[Exercise brief] Each line of the data that includes "Gewinner" must be copied.

[Stored data]
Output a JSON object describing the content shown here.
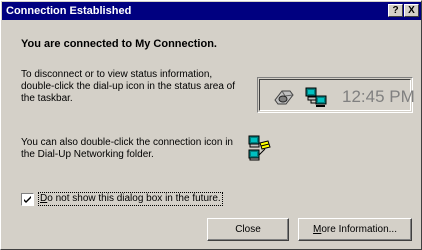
{
  "window": {
    "title": "Connection Established",
    "help_glyph": "?",
    "close_glyph": "X"
  },
  "heading": "You are connected to My Connection.",
  "disconnect_text": "To disconnect or to view status information, double-click the dial-up icon in the status area of the taskbar.",
  "tray": {
    "clock": "12:45 PM",
    "icons": [
      "speaker-icon",
      "network-connection-icon"
    ]
  },
  "folder_text": "You can also double-click the connection icon in the Dial-Up Networking folder.",
  "checkbox": {
    "checked": true,
    "label_access_key": "D",
    "label_rest": "o not show this dialog box in the future."
  },
  "buttons": {
    "close_label": "Close",
    "more_access_key": "M",
    "more_rest": "ore Information..."
  },
  "colors": {
    "titlebar": "#000080",
    "face": "#d4d0c8"
  }
}
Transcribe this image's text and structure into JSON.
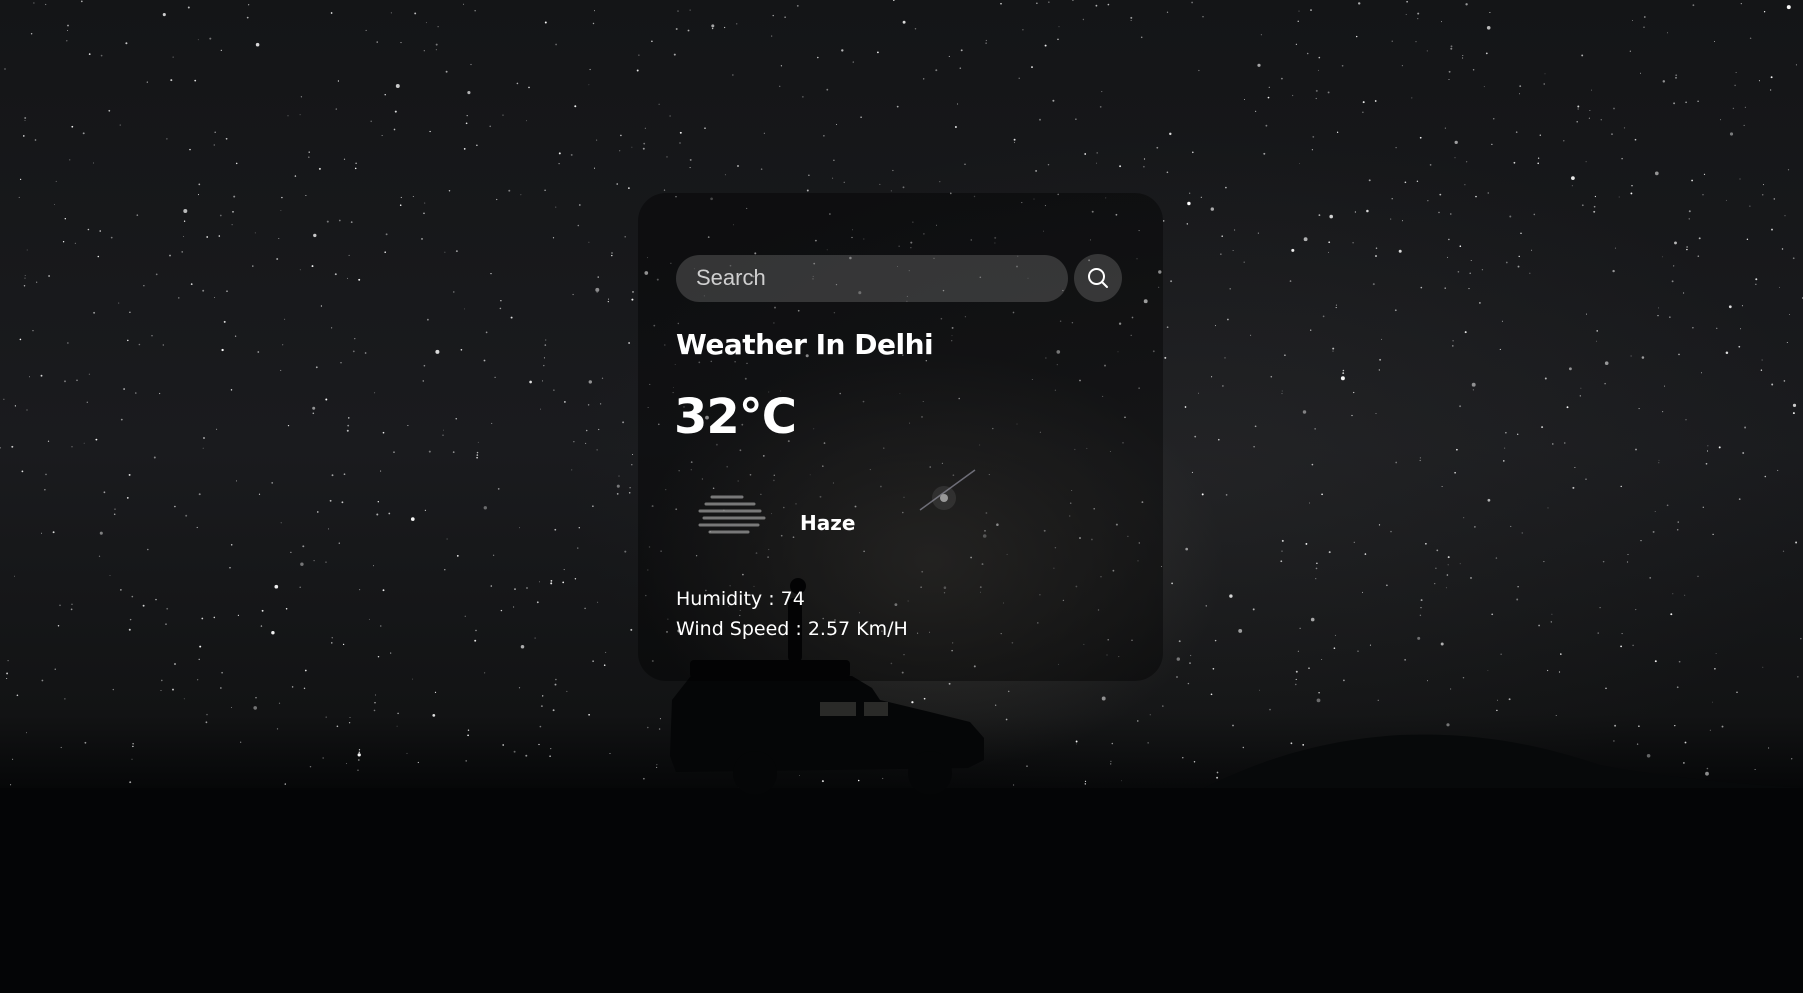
{
  "background": {
    "description_icon": "starry-night-background"
  },
  "search": {
    "placeholder": "Search",
    "value": "",
    "icon": "search-icon"
  },
  "weather": {
    "title": "Weather In Delhi",
    "temperature": "32°C",
    "condition_icon": "haze-icon",
    "condition": "Haze",
    "humidity": "Humidity : 74",
    "wind_speed": "Wind Speed : 2.57 Km/H"
  }
}
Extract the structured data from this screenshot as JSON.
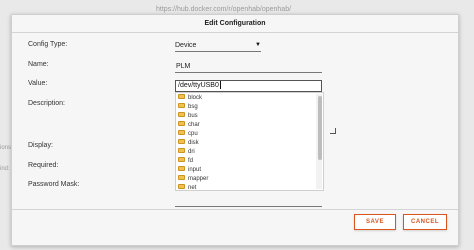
{
  "background": {
    "url_text": "https://hub.docker.com/r/openhab/openhab/",
    "left_fragment_1": "ions",
    "left_fragment_2": "ind:"
  },
  "dialog": {
    "title": "Edit Configuration",
    "labels": {
      "config_type": "Config Type:",
      "name": "Name:",
      "value": "Value:",
      "description": "Description:",
      "display": "Display:",
      "required": "Required:",
      "password_mask": "Password Mask:"
    },
    "config_type": {
      "selected": "Device",
      "icon": "caret-down-icon"
    },
    "name_value": "PLM",
    "value_input": "/dev/ttyUSB0",
    "suggestions": {
      "icon": "folder-icon",
      "items": [
        "block",
        "bsg",
        "bus",
        "char",
        "cpu",
        "disk",
        "dri",
        "fd",
        "input",
        "mapper",
        "net"
      ]
    },
    "buttons": {
      "save": "SAVE",
      "cancel": "CANCEL"
    },
    "colors": {
      "accent": "#d9541e",
      "folder": "#f0c050"
    }
  }
}
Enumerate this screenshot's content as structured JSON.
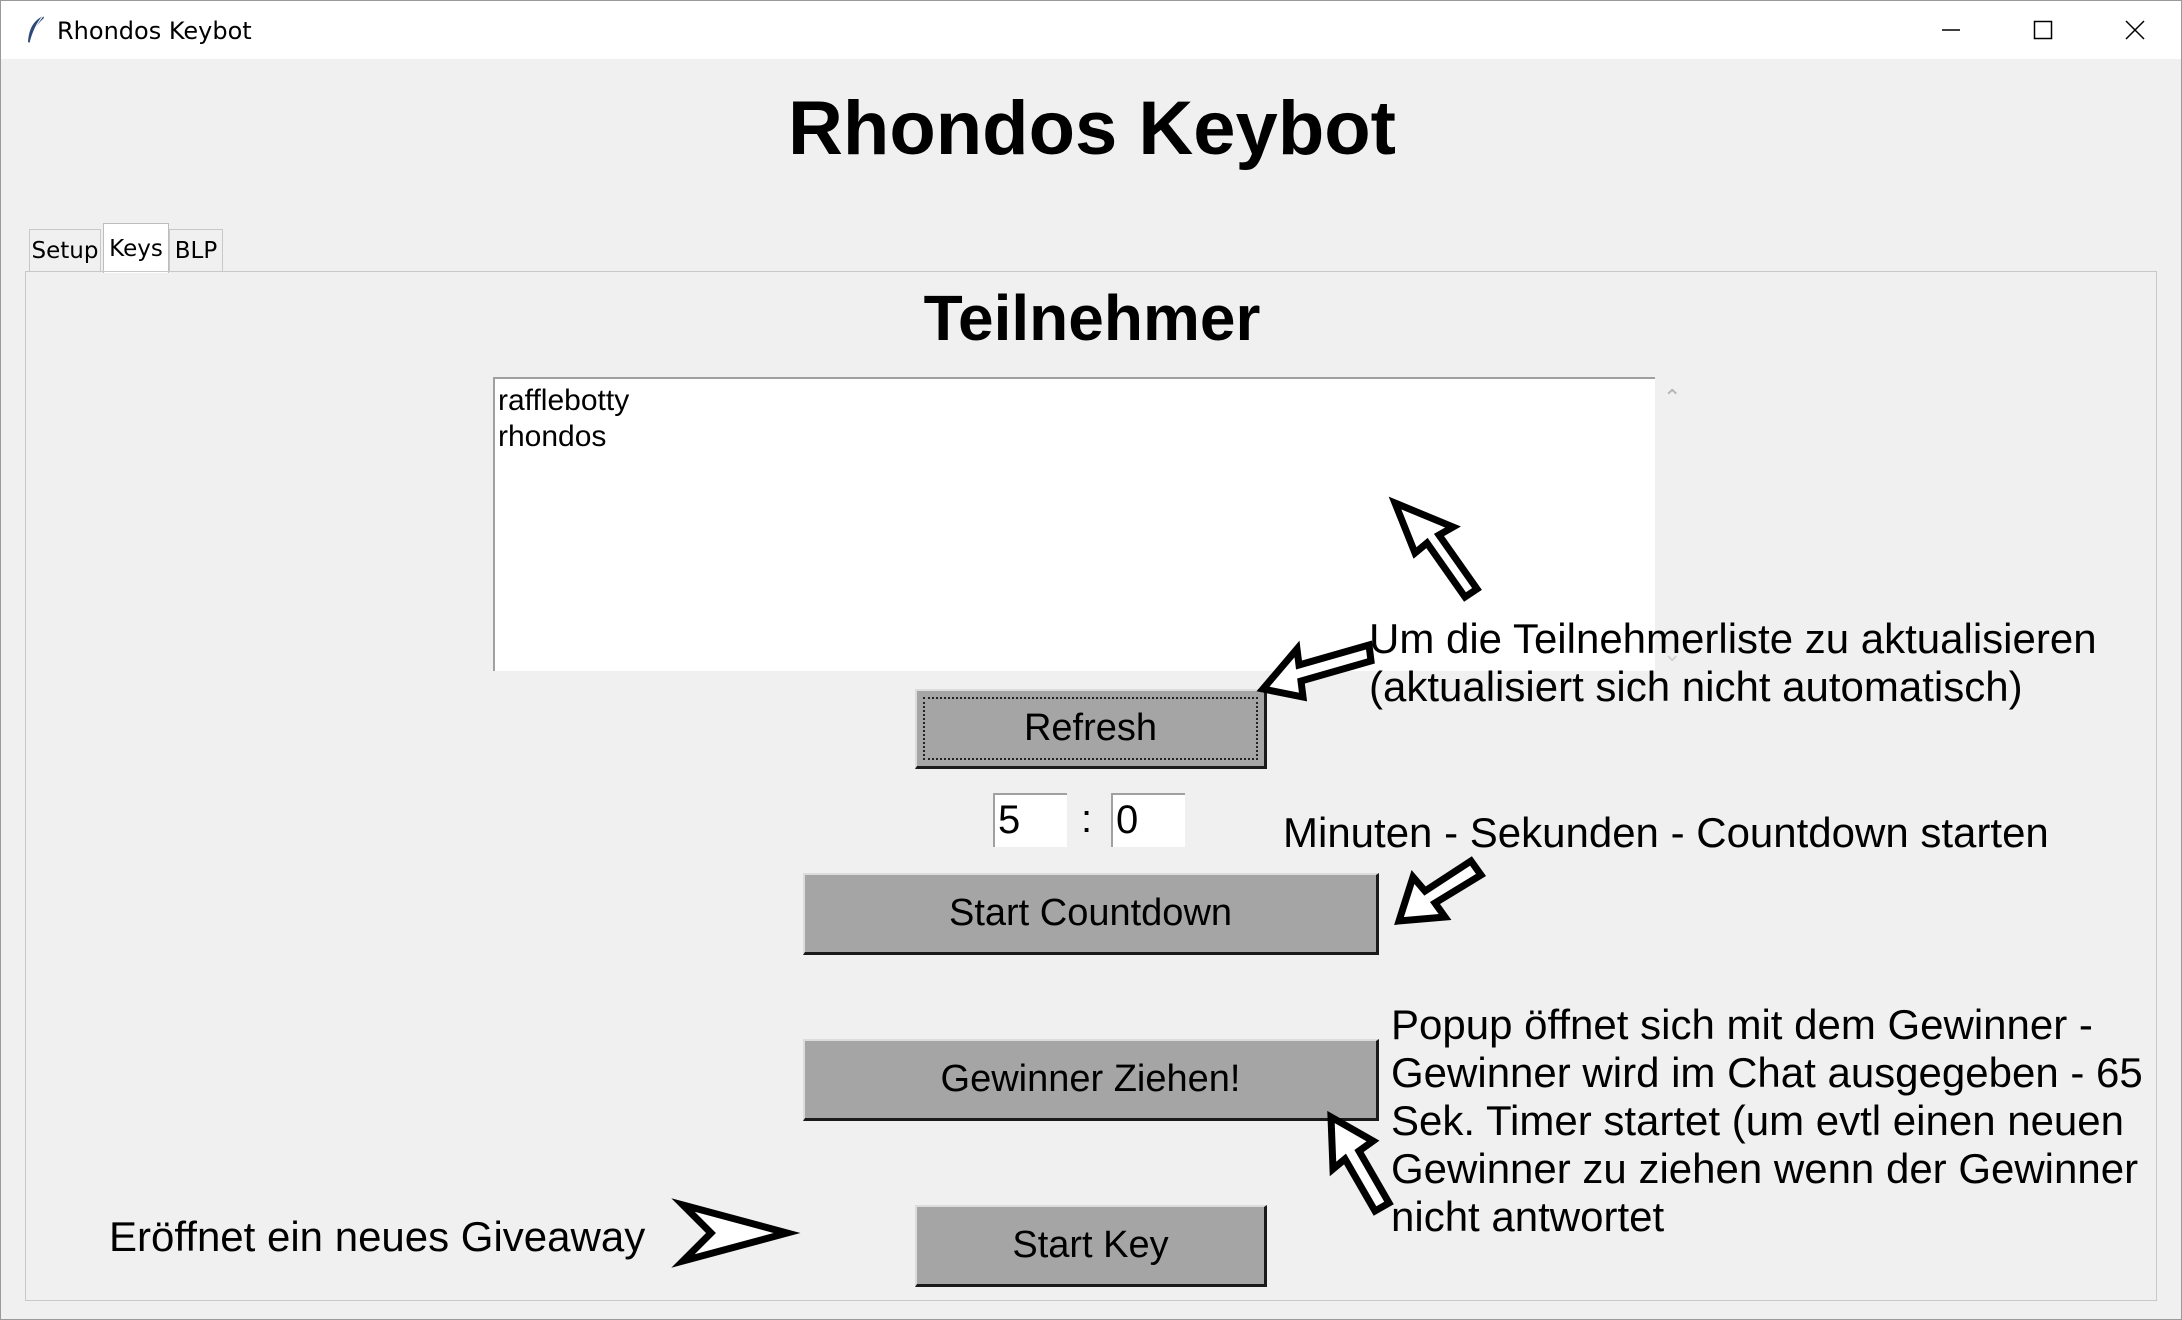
{
  "window": {
    "title": "Rhondos Keybot",
    "controls": {
      "minimize": "minimize-icon",
      "maximize": "maximize-icon",
      "close": "close-icon"
    }
  },
  "app": {
    "heading": "Rhondos Keybot"
  },
  "tabs": [
    {
      "label": "Setup",
      "active": false
    },
    {
      "label": "Keys",
      "active": true
    },
    {
      "label": "BLP",
      "active": false
    }
  ],
  "keys_tab": {
    "section_title": "Teilnehmer",
    "participants": [
      "rafflebotty",
      "rhondos"
    ],
    "refresh_label": "Refresh",
    "minutes_value": "5",
    "time_separator": ":",
    "seconds_value": "0",
    "start_countdown_label": "Start Countdown",
    "draw_winner_label": "Gewinner Ziehen!",
    "start_key_label": "Start Key"
  },
  "annotations": {
    "refresh_note": [
      "Um die Teilnehmerliste zu aktualisieren",
      "(aktualisiert sich nicht automatisch)"
    ],
    "countdown_note": "Minuten - Sekunden - Countdown starten",
    "winner_note": [
      "Popup öffnet sich mit dem Gewinner -",
      "Gewinner wird im Chat ausgegeben - 65",
      "Sek. Timer startet (um evtl einen neuen",
      "Gewinner zu ziehen wenn der Gewinner",
      "nicht antwortet"
    ],
    "giveaway_note": "Eröffnet ein neues Giveaway"
  },
  "colors": {
    "button_face": "#a5a5a5",
    "window_bg": "#f0f0f0",
    "titlebar_bg": "#ffffff"
  }
}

[Answer for this exercise]
    "draw_winner_label": "Gewinner Ziehen!",
      "Popup öffnet sich mit dem Gewinner -",
      "Gewinner wird im Chat ausgegeben - 65",
      "Gewinner zu ziehen wenn der Gewinner",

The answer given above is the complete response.